Kenya: Needs rise among Tana River violence survivors, displaced
|Publisher||Integrated Regional Information Networks (IRIN)|
|Publication Date||17 September 2012|
|Cite as||Integrated Regional Information Networks (IRIN), Kenya: Needs rise among Tana River violence survivors, displaced, 17 September 2012, available at: http://www.refworld.org/docid/5058657f2.html [accessed 6 July 2015]|
|Disclaimer||This is not a UNHCR publication. UNHCR is not responsible for, nor does it necessarily endorse, its content. Any views expressed are solely those of the author or publisher and do not necessarily reflect those of UNHCR, the United Nations or its Member States.|

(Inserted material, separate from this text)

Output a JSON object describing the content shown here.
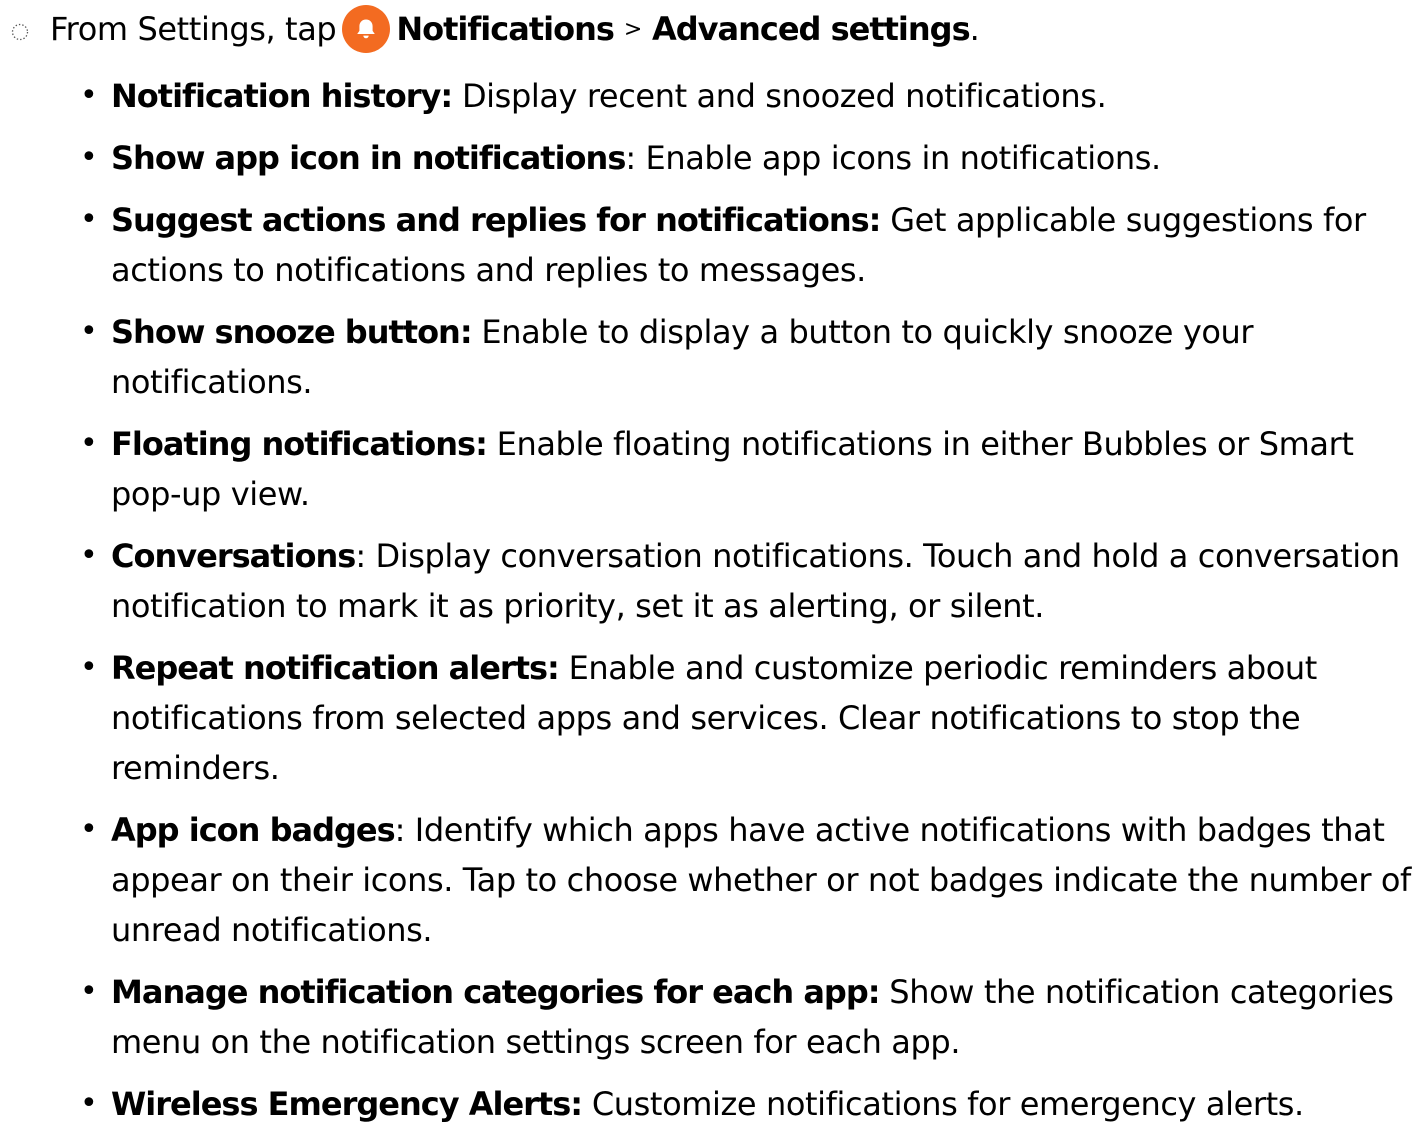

The month-long violence in Kenya's Tana River District has left a broad wake of destruction and need. Health facilities, inundated by people injured in the conflict, are struggling to cope with insufficient medical supplies, say officials, and tens of thousands remain displaced.
"Our facility is overstretched as a result of the casualties we received from the Tana clashes," Morris Buni, Malindi District Hospital's medical superintendent, told IRIN. The hospital is attending to at least 32 critically injured patients who suffered gunshot wounds, cuts, burns and spear injuries.
"We are in urgent need of non-pharmaceutical supplies like gloves, bandages, needle and syringes," he said, adding that the facility has not been affected by an ongoing nationwide doctors' strike over pay.
The Kenya Red Cross Society (KRCS) has recently appealed for blood donations to plug a shortage at the Malindi and Coast Provincial hospitals, where most of the survivors are receiving care.
"Our appeal for blood donation has received [a] good response from members of the public and many are turning up to donate blood, which will help those who urgently need it," Mwanaisha Hamisi, the acting KRCS Coast Province assistant secretary general, told IRIN.
But not all of the injured have been able to access medical care. "There are those with injuries who were never admitted but need medical aid. Nearby hospitals should be equipped so as to help them," Hamisi added.
Thousands seek refuge
The Tana River clashes, between the pastoralist Orma and the farming Pokomo communities, have killed at least 118 people and displaced thousands others.
"At least 10,119 persons are in internally displaced persons camps while another 8,560 are being housed by relatives and friends. In Malindi [County], we have another 5,000 people also uprooted from Tana River. The exact figure is hard to tell because these people are always on the move, but it could be around 30,000," said Hamisi.
"Those living in camps urgently require food and non-food items like blankets. We have received some of these from well-wishers, but we continue to appeal for more."
Most of the displaced are currently living in temporary camps in the Dide Waride, Witu and Mpeketoni areas with others moving further to the Mamburi, Marerani and Lamu areas. Some families are also seeking refuge in swampy forests along the Tana River shores in the Kau, Kilelangwani, Tizama Lako and Ozi areas where conditions are harsh, according to KRCS.
"As the numbers increase, so does the risk of disease outbreaks, with women and children being most vulnerable," said KRCS in a statement.
Andrew Mondoh, permanent secretary in the Ministry of Special Programmes , told IRIN that food supplies have been distributed to those affected by the clashes. "As we speak, we have given out soya beans, cooking oil, beef and rice to help those affected by the clashes. In the meantime, we will be exploring ways to provide any help as urgently as it may be required," he said.
Relative calm has returned to the Tana River region following the deployment of over 1,000 police officers there. Members of parliament had earlier sought to compel the government to send military forces to quell the violence.